» **Brief**
Your answer should consist of the lines in the following data that contain "Connection".

[Website and app data records]
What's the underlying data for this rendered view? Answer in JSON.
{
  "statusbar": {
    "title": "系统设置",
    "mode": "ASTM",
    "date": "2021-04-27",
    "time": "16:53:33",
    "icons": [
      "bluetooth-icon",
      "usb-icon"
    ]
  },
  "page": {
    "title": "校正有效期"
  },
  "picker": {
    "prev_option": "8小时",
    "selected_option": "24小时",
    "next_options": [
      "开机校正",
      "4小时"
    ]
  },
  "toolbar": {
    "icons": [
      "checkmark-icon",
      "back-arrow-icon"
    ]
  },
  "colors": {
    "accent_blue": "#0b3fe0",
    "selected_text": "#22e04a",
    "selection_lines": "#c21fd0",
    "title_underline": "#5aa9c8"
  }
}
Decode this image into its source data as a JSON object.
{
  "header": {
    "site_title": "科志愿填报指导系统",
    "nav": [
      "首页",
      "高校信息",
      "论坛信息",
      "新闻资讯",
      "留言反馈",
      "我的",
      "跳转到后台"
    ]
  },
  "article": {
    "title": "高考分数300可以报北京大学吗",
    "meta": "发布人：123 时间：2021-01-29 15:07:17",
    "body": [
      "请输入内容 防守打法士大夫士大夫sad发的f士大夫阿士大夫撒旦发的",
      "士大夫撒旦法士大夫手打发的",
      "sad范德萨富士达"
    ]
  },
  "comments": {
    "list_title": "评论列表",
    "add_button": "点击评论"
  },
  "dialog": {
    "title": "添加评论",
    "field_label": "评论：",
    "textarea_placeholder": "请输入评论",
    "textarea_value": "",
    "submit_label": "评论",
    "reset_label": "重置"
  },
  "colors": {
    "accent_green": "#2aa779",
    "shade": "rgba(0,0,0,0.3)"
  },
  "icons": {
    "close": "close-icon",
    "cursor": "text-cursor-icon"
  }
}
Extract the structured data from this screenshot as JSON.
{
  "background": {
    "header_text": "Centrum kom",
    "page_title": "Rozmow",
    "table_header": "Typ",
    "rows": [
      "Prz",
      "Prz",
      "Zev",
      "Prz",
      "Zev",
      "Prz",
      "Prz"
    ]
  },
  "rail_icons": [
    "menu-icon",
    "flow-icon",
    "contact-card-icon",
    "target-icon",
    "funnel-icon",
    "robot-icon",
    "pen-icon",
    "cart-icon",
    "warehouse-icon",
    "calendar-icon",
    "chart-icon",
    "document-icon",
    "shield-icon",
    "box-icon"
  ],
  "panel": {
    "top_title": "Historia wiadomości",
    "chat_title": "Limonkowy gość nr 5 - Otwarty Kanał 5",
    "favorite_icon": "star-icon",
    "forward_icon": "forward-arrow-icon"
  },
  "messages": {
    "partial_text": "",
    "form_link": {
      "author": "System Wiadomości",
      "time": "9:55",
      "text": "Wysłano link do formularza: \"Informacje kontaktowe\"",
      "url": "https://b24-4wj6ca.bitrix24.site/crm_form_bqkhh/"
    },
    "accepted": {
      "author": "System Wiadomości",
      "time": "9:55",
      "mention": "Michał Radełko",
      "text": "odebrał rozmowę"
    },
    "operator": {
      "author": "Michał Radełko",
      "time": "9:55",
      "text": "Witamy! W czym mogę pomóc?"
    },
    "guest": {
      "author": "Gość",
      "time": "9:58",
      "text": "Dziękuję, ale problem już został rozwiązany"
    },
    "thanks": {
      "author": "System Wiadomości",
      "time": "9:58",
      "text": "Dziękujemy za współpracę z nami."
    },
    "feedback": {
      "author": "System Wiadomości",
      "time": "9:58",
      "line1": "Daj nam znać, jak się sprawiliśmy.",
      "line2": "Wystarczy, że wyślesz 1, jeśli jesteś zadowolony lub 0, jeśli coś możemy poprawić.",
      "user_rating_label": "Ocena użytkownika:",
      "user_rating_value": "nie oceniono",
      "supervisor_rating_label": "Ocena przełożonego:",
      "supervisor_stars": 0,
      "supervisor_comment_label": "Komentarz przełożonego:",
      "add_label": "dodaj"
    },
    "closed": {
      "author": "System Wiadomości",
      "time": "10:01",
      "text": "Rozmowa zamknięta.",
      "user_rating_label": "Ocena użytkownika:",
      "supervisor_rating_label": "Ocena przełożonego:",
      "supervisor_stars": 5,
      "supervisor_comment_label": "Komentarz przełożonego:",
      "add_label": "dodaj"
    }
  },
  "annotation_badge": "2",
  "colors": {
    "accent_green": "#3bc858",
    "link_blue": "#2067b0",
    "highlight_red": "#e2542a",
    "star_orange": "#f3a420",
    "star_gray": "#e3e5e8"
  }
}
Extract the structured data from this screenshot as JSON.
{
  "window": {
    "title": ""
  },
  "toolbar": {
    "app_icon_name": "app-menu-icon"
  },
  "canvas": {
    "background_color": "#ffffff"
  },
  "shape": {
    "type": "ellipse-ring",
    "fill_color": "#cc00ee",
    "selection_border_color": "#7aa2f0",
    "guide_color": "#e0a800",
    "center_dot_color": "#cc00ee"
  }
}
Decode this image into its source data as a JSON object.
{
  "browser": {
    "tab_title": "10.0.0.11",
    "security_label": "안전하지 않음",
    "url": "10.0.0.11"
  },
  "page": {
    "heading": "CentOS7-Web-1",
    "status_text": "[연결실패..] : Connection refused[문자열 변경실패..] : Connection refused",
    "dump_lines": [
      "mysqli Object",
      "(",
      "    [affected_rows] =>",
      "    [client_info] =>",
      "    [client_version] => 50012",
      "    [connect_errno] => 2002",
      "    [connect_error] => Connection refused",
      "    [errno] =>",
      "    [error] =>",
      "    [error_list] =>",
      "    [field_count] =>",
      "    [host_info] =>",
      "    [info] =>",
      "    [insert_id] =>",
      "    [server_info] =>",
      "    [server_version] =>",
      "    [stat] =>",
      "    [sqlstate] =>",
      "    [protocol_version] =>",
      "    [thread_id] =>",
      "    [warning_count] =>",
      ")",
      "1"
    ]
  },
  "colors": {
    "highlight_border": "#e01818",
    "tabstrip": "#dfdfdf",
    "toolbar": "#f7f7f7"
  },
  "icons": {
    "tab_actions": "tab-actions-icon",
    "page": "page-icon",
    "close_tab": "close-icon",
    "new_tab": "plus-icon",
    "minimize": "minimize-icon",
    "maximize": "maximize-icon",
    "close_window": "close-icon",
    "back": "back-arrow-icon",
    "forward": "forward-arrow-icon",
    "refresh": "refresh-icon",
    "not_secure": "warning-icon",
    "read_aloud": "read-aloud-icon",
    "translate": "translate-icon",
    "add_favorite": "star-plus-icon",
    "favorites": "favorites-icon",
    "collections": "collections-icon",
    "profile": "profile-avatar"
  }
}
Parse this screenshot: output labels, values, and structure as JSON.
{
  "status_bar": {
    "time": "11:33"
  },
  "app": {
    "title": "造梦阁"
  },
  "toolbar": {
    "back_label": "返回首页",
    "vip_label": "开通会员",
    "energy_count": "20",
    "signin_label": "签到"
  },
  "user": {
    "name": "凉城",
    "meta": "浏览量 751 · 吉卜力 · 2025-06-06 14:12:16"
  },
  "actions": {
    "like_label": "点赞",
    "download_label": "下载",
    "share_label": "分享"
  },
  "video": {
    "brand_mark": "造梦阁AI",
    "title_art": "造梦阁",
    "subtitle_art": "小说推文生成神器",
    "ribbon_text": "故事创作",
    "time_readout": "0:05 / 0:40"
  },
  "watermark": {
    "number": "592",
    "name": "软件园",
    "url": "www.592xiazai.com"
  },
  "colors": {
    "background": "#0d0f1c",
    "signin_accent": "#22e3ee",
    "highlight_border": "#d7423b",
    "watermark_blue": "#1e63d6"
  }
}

» **Result of the exercise**
    "status_text": "[연결실패..] : Connection refused[문자열 변경실패..] : Connection refused",
      "    [connect_error] => Connection refused",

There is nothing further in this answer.